#### [Problem]
What lines in the records below include the word "공동인증서"? Return each one.

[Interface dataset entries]
──────

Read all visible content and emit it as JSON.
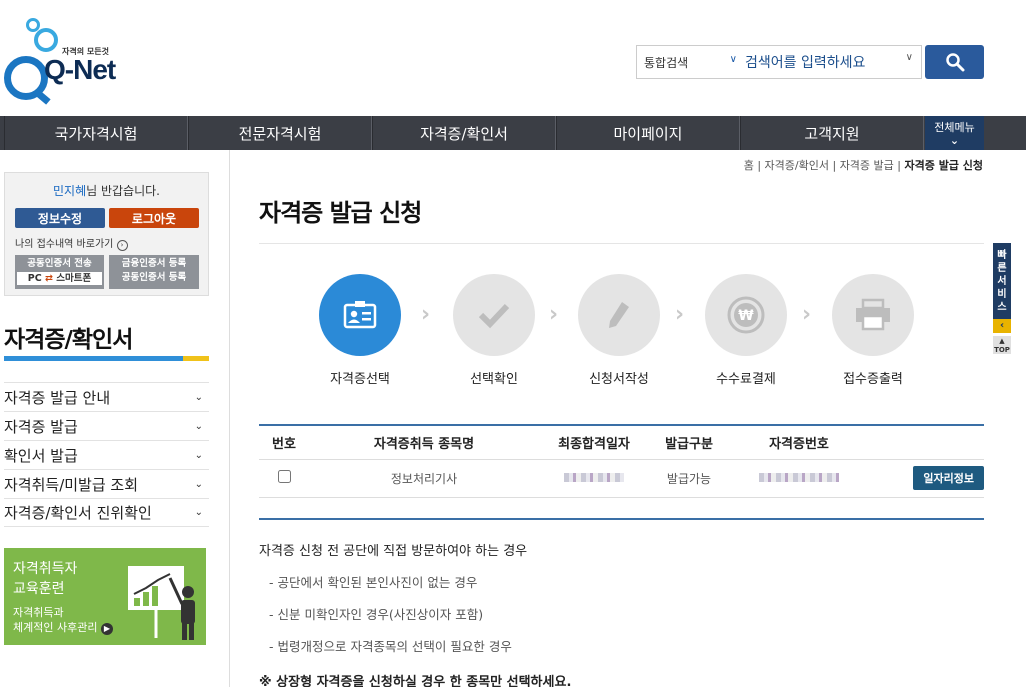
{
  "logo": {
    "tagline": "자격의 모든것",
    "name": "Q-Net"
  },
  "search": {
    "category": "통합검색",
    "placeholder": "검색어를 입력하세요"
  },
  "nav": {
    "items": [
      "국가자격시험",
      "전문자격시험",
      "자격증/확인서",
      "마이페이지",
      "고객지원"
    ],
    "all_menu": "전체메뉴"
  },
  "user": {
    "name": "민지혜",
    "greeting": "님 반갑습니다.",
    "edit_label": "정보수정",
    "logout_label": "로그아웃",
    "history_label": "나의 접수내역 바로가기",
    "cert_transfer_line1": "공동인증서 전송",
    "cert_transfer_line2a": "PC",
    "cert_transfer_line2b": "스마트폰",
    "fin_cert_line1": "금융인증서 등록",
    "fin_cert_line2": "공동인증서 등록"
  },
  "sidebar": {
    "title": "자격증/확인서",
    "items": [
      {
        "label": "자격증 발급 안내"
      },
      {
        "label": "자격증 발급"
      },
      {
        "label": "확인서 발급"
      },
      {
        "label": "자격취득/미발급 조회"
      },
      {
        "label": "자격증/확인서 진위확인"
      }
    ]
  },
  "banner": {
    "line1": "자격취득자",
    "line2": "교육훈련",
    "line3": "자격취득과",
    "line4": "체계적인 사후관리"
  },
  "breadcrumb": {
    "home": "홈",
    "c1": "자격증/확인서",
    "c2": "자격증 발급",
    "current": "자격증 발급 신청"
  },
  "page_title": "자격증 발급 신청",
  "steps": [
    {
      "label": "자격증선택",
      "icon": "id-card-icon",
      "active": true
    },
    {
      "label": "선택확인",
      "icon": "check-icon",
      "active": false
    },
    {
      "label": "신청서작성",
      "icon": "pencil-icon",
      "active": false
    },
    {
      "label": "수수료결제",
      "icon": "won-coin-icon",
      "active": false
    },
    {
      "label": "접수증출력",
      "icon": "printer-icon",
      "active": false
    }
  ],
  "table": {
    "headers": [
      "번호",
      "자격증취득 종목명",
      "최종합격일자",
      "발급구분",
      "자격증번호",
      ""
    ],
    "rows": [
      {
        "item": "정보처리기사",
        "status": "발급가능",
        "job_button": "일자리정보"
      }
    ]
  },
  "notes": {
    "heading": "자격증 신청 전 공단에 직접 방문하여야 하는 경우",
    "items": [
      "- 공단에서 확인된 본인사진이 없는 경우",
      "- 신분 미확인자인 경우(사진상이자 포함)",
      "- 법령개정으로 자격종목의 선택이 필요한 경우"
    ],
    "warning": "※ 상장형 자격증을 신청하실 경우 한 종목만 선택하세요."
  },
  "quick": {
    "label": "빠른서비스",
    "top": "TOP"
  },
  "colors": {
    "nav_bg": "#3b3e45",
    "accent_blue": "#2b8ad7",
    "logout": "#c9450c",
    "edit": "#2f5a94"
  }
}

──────

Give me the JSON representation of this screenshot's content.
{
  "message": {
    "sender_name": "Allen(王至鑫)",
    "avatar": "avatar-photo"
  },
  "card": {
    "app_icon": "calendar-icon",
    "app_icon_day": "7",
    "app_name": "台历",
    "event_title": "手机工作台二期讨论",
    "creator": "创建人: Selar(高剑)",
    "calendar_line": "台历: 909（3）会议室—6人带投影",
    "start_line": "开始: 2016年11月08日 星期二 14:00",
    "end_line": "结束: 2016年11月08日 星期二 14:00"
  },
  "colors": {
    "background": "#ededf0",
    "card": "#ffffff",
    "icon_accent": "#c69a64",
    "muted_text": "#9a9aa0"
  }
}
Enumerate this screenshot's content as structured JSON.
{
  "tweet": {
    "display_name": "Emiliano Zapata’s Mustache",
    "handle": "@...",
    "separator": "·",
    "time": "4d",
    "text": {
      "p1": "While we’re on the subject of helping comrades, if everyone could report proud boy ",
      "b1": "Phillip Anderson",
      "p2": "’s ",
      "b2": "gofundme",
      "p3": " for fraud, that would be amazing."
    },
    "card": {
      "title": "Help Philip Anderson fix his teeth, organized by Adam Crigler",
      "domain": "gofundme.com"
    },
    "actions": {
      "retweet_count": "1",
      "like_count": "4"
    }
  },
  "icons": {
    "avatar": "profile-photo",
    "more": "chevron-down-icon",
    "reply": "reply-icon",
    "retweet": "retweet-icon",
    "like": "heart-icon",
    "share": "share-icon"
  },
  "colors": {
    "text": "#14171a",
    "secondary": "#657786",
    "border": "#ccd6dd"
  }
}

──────

#### [Expected answer]
    "cert_transfer_line1": "공동인증서 전송",
    "fin_cert_line2": "공동인증서 등록"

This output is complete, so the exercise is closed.